# Task brief:
Looking through the records below, please work out how many lines contain "Bakgrunder". Give only that number.

*** Data section ***

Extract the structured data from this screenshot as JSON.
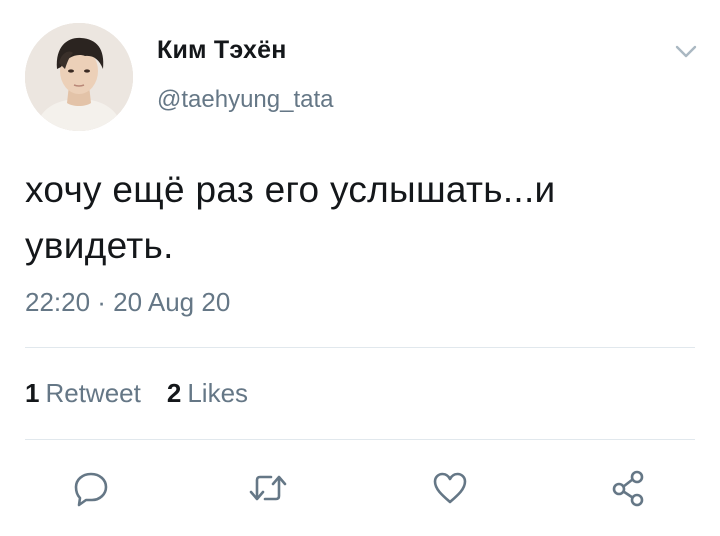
{
  "tweet": {
    "author": {
      "display_name": "Ким Тэхён",
      "handle": "@taehyung_tata"
    },
    "text_line1": "хочу ещё раз его услышать...и",
    "text_line2": "увидеть.",
    "timestamp": "22:20 · 20 Aug 20",
    "stats": {
      "retweets_count": "1",
      "retweets_label": "Retweet",
      "likes_count": "2",
      "likes_label": "Likes"
    }
  },
  "icons": {
    "caret": "chevron-down-icon",
    "reply": "reply-icon",
    "retweet": "retweet-icon",
    "like": "heart-icon",
    "share": "share-icon"
  },
  "colors": {
    "text_primary": "#14171a",
    "text_secondary": "#657786",
    "icon": "#657786",
    "divider": "#e1e8ed"
  }
}
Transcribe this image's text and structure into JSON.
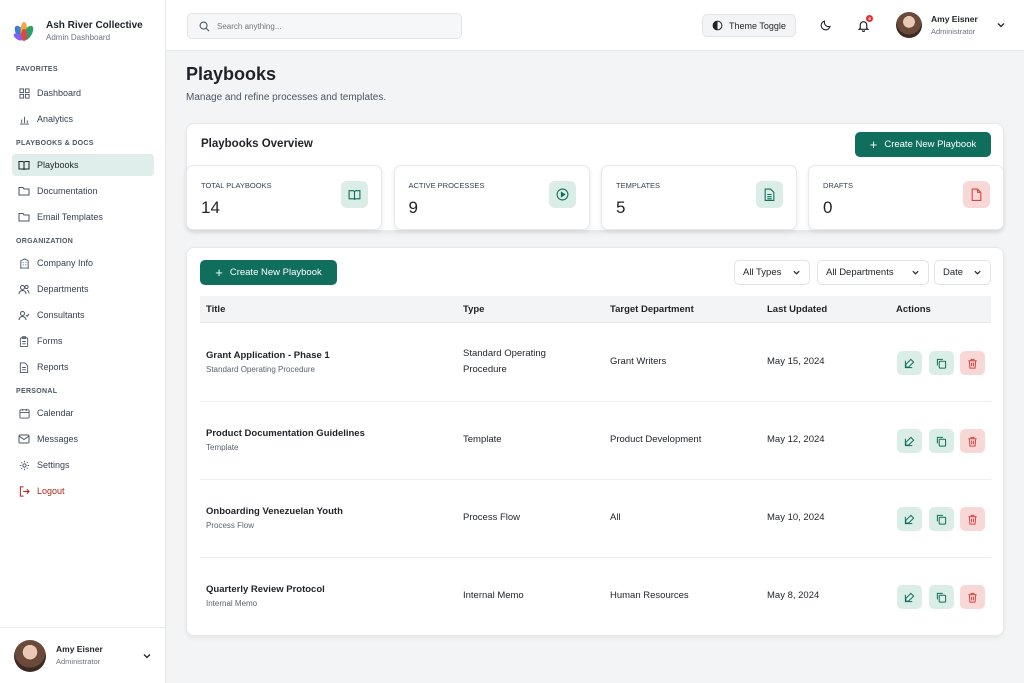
{
  "brand": {
    "name": "Ash River Collective",
    "subtitle": "Admin Dashboard"
  },
  "sidebar": {
    "sections": [
      {
        "label": "FAVORITES",
        "items": [
          {
            "label": "Dashboard",
            "icon": "grid-icon"
          },
          {
            "label": "Analytics",
            "icon": "bar-chart-icon"
          }
        ]
      },
      {
        "label": "PLAYBOOKS & DOCS",
        "items": [
          {
            "label": "Playbooks",
            "icon": "book-icon",
            "active": true
          },
          {
            "label": "Documentation",
            "icon": "folder-icon"
          },
          {
            "label": "Email Templates",
            "icon": "folder-icon"
          }
        ]
      },
      {
        "label": "ORGANIZATION",
        "items": [
          {
            "label": "Company Info",
            "icon": "building-icon"
          },
          {
            "label": "Departments",
            "icon": "users-icon"
          },
          {
            "label": "Consultants",
            "icon": "user-check-icon"
          },
          {
            "label": "Forms",
            "icon": "clipboard-icon"
          },
          {
            "label": "Reports",
            "icon": "file-text-icon"
          }
        ]
      },
      {
        "label": "PERSONAL",
        "items": [
          {
            "label": "Calendar",
            "icon": "calendar-icon"
          },
          {
            "label": "Messages",
            "icon": "mail-icon"
          },
          {
            "label": "Settings",
            "icon": "gear-icon"
          },
          {
            "label": "Logout",
            "icon": "logout-icon"
          }
        ]
      }
    ],
    "user": {
      "name": "Amy Eisner",
      "role": "Administrator"
    }
  },
  "topbar": {
    "search_placeholder": "Search anything...",
    "theme_toggle_label": "Theme Toggle",
    "notification_count": "4",
    "user": {
      "name": "Amy Eisner",
      "role": "Administrator"
    }
  },
  "page": {
    "title": "Playbooks",
    "subtitle": "Manage and refine processes and templates."
  },
  "overview": {
    "title": "Playbooks Overview",
    "create_label": "Create New Playbook",
    "stats": [
      {
        "label": "TOTAL PLAYBOOKS",
        "value": "14",
        "icon": "book-open-icon",
        "tone": "green"
      },
      {
        "label": "ACTIVE PROCESSES",
        "value": "9",
        "icon": "play-circle-icon",
        "tone": "green"
      },
      {
        "label": "TEMPLATES",
        "value": "5",
        "icon": "document-icon",
        "tone": "green"
      },
      {
        "label": "DRAFTS",
        "value": "0",
        "icon": "draft-file-icon",
        "tone": "red"
      }
    ]
  },
  "table": {
    "create_label": "Create New Playbook",
    "filters": {
      "type": "All Types",
      "department": "All Departments",
      "date": "Date"
    },
    "columns": [
      "Title",
      "Type",
      "Target Department",
      "Last Updated",
      "Actions"
    ],
    "rows": [
      {
        "title": "Grant Application - Phase 1",
        "subtitle": "Standard Operating Procedure",
        "type": "Standard Operating Procedure",
        "department": "Grant Writers",
        "updated": "May 15, 2024"
      },
      {
        "title": "Product Documentation Guidelines",
        "subtitle": "Template",
        "type": "Template",
        "department": "Product Development",
        "updated": "May 12, 2024"
      },
      {
        "title": "Onboarding Venezuelan Youth",
        "subtitle": "Process Flow",
        "type": "Process Flow",
        "department": "All",
        "updated": "May 10, 2024"
      },
      {
        "title": "Quarterly Review Protocol",
        "subtitle": "Internal Memo",
        "type": "Internal Memo",
        "department": "Human Resources",
        "updated": "May 8, 2024"
      }
    ]
  },
  "colors": {
    "accent": "#0f6f5c",
    "accent_soft": "#dbede7",
    "danger": "#d64545",
    "danger_soft": "#f8d8d6"
  }
}
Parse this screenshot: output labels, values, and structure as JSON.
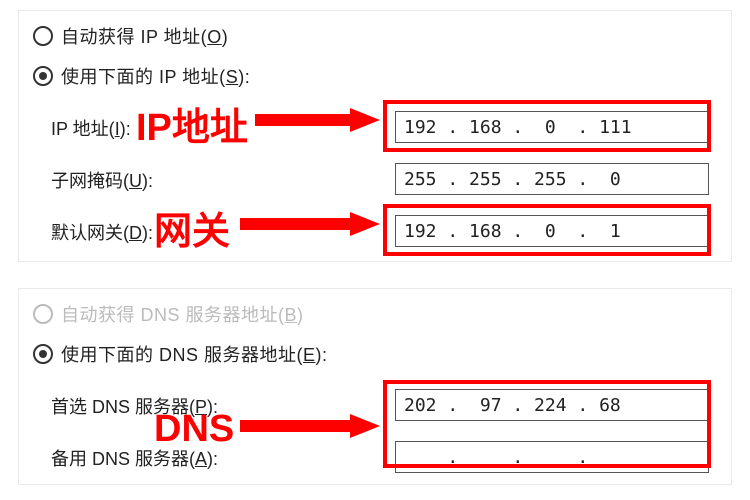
{
  "ip_section": {
    "radio_auto": {
      "pre": "自动获得 IP 地址(",
      "ul": "O",
      "post": ")"
    },
    "radio_manual": {
      "pre": "使用下面的 IP 地址(",
      "ul": "S",
      "post": "):"
    },
    "ip_label": {
      "pre": "IP 地址(",
      "ul": "I",
      "post": "):"
    },
    "mask_label": {
      "pre": "子网掩码(",
      "ul": "U",
      "post": "):"
    },
    "gw_label": {
      "pre": "默认网关(",
      "ul": "D",
      "post": "):"
    },
    "ip_value": "192 . 168 .  0  . 111",
    "mask_value": "255 . 255 . 255 .  0",
    "gw_value": "192 . 168 .  0  .  1"
  },
  "dns_section": {
    "radio_auto": {
      "pre": "自动获得 DNS 服务器地址(",
      "ul": "B",
      "post": ")"
    },
    "radio_manual": {
      "pre": "使用下面的 DNS 服务器地址(",
      "ul": "E",
      "post": "):"
    },
    "pref_label": {
      "pre": "首选 DNS 服务器(",
      "ul": "P",
      "post": "):"
    },
    "alt_label": {
      "pre": "备用 DNS 服务器(",
      "ul": "A",
      "post": "):"
    },
    "pref_value": "202 .  97 . 224 . 68",
    "alt_value": "    .     .     .   "
  },
  "annotations": {
    "ip": "IP地址",
    "gw": "网关",
    "dns": "DNS"
  }
}
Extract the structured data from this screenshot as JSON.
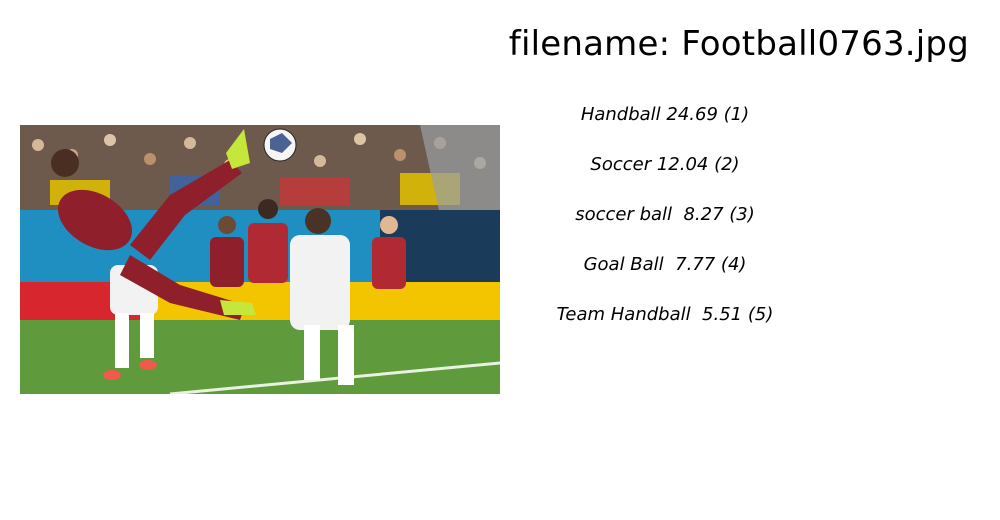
{
  "header": {
    "filename_label": "filename: Football0763.jpg"
  },
  "image": {
    "alt": "Soccer players in action; a player in a red kit performs an overhead kick while a player in white looks on",
    "colors": {
      "crowd": "#6e5a4c",
      "wall": "#1f8fc2",
      "banner_red": "#d8262f",
      "banner_yellow": "#f3c400",
      "grass": "#5f9a3c",
      "red_kit": "#8f1f2a",
      "white_kit": "#f2f2f2"
    }
  },
  "predictions": [
    {
      "label": "Handball 24.69 (1)"
    },
    {
      "label": "Soccer 12.04 (2)"
    },
    {
      "label": "soccer ball  8.27 (3)"
    },
    {
      "label": "Goal Ball  7.77 (4)"
    },
    {
      "label": "Team Handball  5.51 (5)"
    }
  ]
}
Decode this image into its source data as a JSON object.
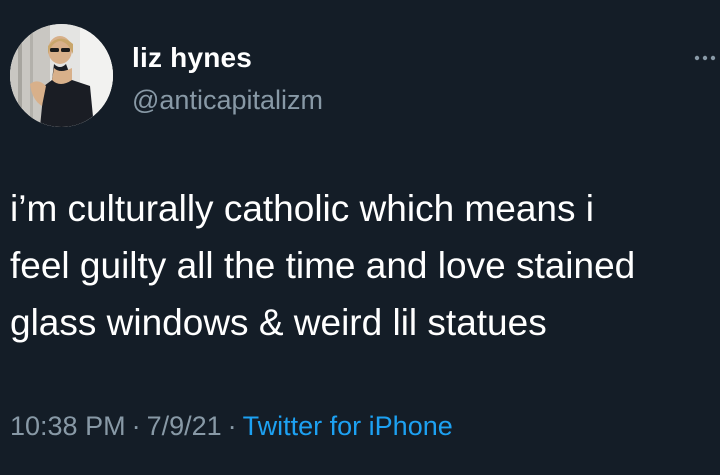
{
  "tweet": {
    "author": {
      "display_name": "liz hynes",
      "handle": "@anticapitalizm",
      "avatar_icon": "profile-photo"
    },
    "more_icon": "more-horizontal-icon",
    "text": "i’m culturally catholic which means i\nfeel guilty all the time and love stained\nglass windows & weird lil statues",
    "time": "10:38 PM",
    "separator_1": "·",
    "date": "7/9/21",
    "separator_2": "·",
    "source": "Twitter for iPhone"
  },
  "colors": {
    "background": "#141d27",
    "primary_text": "#ffffff",
    "secondary_text": "#8899a6",
    "accent": "#1da1f2"
  }
}
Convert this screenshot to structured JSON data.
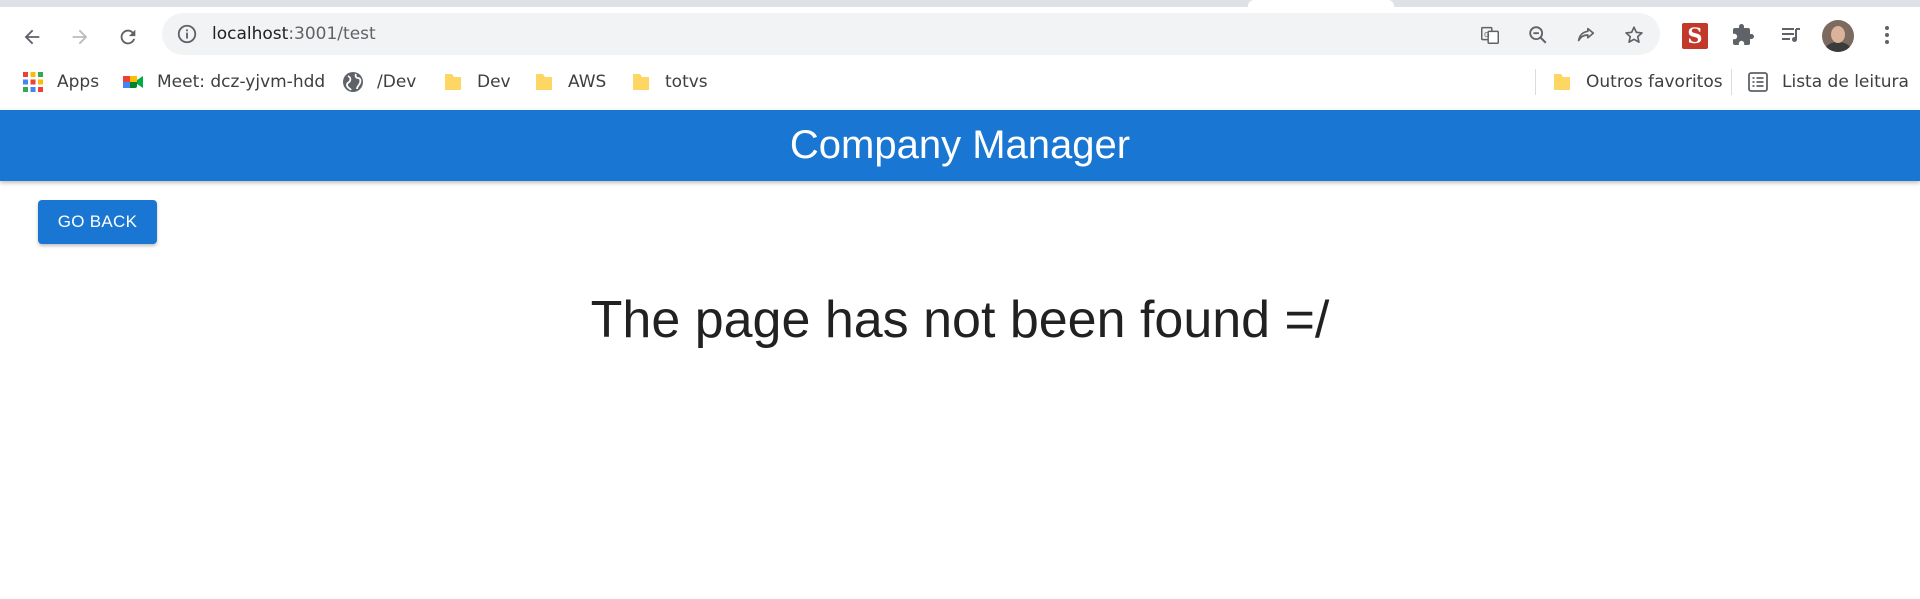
{
  "browser": {
    "url_host": "localhost",
    "url_path": ":3001/test",
    "icons": {
      "back": "back-arrow-icon",
      "forward": "forward-arrow-icon",
      "reload": "reload-icon",
      "site_info": "info-icon",
      "translate": "translate-icon",
      "zoom": "zoom-out-icon",
      "share": "share-icon",
      "bookmark": "star-icon",
      "extensions": "puzzle-icon",
      "media": "media-queue-icon",
      "menu": "kebab-menu-icon"
    },
    "extension_letter": "S"
  },
  "bookmarks": {
    "items": [
      {
        "label": "Apps",
        "icon": "apps-grid-icon"
      },
      {
        "label": "Meet: dcz-yjvm-hdd",
        "icon": "meet-icon"
      },
      {
        "label": "/Dev",
        "icon": "globe-icon"
      },
      {
        "label": "Dev",
        "icon": "folder-icon"
      },
      {
        "label": "AWS",
        "icon": "folder-icon"
      },
      {
        "label": "totvs",
        "icon": "folder-icon"
      }
    ],
    "other": "Outros favoritos",
    "reading_list": "Lista de leitura"
  },
  "page": {
    "title": "Company Manager",
    "go_back_label": "GO BACK",
    "message": "The page has not been found =/"
  },
  "colors": {
    "primary": "#1976d2",
    "folder": "#fdd663"
  }
}
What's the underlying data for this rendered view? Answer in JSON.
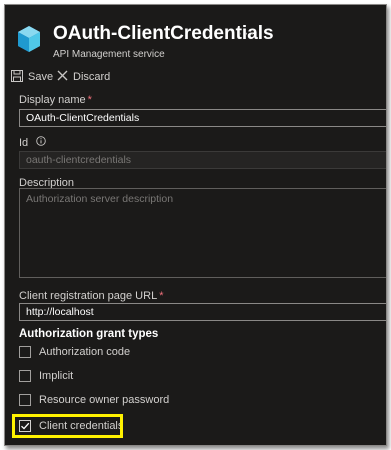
{
  "header": {
    "title": "OAuth-ClientCredentials",
    "subtitle": "API Management service",
    "more": "···"
  },
  "toolbar": {
    "save_label": "Save",
    "discard_label": "Discard"
  },
  "form": {
    "display_name": {
      "label": "Display name",
      "required": "*",
      "value": "OAuth-ClientCredentials"
    },
    "id": {
      "label": "Id",
      "value": "oauth-clientcredentials"
    },
    "description": {
      "label": "Description",
      "placeholder": "Authorization server description"
    },
    "client_reg_url": {
      "label": "Client registration page URL",
      "required": "*",
      "value": "http://localhost"
    },
    "grant_types": {
      "title": "Authorization grant types",
      "options": [
        {
          "label": "Authorization code",
          "checked": false
        },
        {
          "label": "Implicit",
          "checked": false
        },
        {
          "label": "Resource owner password",
          "checked": false
        },
        {
          "label": "Client credentials",
          "checked": true
        }
      ]
    }
  },
  "colors": {
    "background": "#1b1a19",
    "required": "#f1707b",
    "highlight": "#fff200",
    "icon": "#50c8e8"
  }
}
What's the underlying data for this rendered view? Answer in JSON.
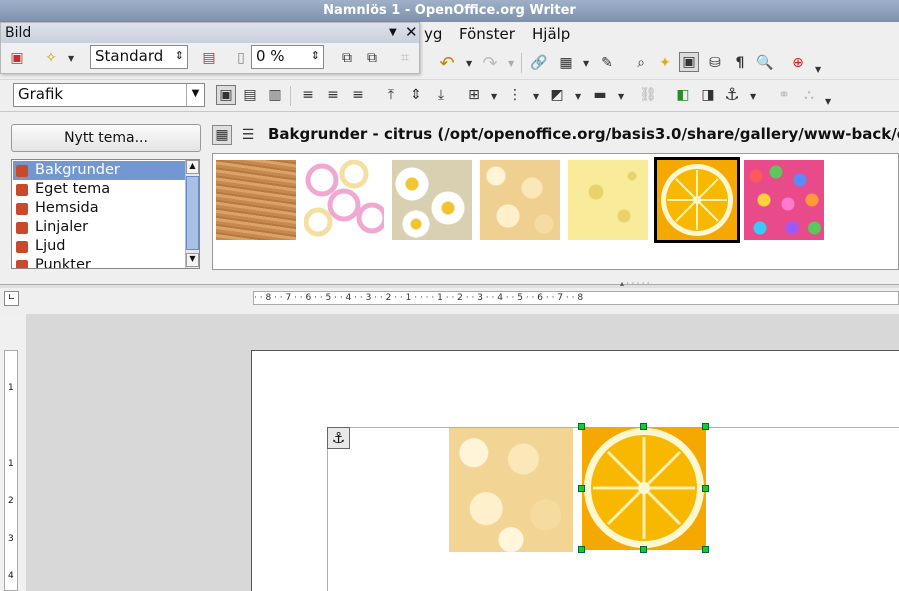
{
  "window": {
    "title": "Namnlös 1 - OpenOffice.org Writer"
  },
  "menu": {
    "items": [
      "yg",
      "Fönster",
      "Hjälp"
    ]
  },
  "bild_panel": {
    "title": "Bild",
    "mode_value": "Standard",
    "transparency_value": "0 %"
  },
  "formatting": {
    "style_value": "Grafik"
  },
  "gallery": {
    "new_theme_button": "Nytt tema...",
    "path_text": "Bakgrunder - citrus (/opt/openoffice.org/basis3.0/share/gallery/www-back/c",
    "themes": [
      "Bakgrunder",
      "Eget tema",
      "Hemsida",
      "Linjaler",
      "Ljud",
      "Punkter"
    ],
    "selected_theme": "Bakgrunder",
    "thumbnails": [
      "wood",
      "rings",
      "daisies",
      "popcorn",
      "cheese",
      "citrus",
      "candy"
    ],
    "selected_thumbnail": "citrus"
  },
  "ruler": {
    "horizontal_labels": "· · 8 · · 7 · · 6 · · 5 · · 4 · · 3 · · 2 · · 1 · ·   · · 1 · · 2 · · 3 · · 4 · · 5 · · 6 · · 7 · · 8",
    "vertical_labels": [
      "1",
      "1",
      "2",
      "3",
      "4"
    ]
  },
  "icons": {
    "anchor": "anchor-icon",
    "undo": "undo-icon",
    "pilcrow": "formatting-marks-icon"
  },
  "colors": {
    "selection": "#7397d0",
    "handle": "#16d016",
    "title_bar": "#8a9cb8"
  }
}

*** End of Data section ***

# Solution to this exercise:
3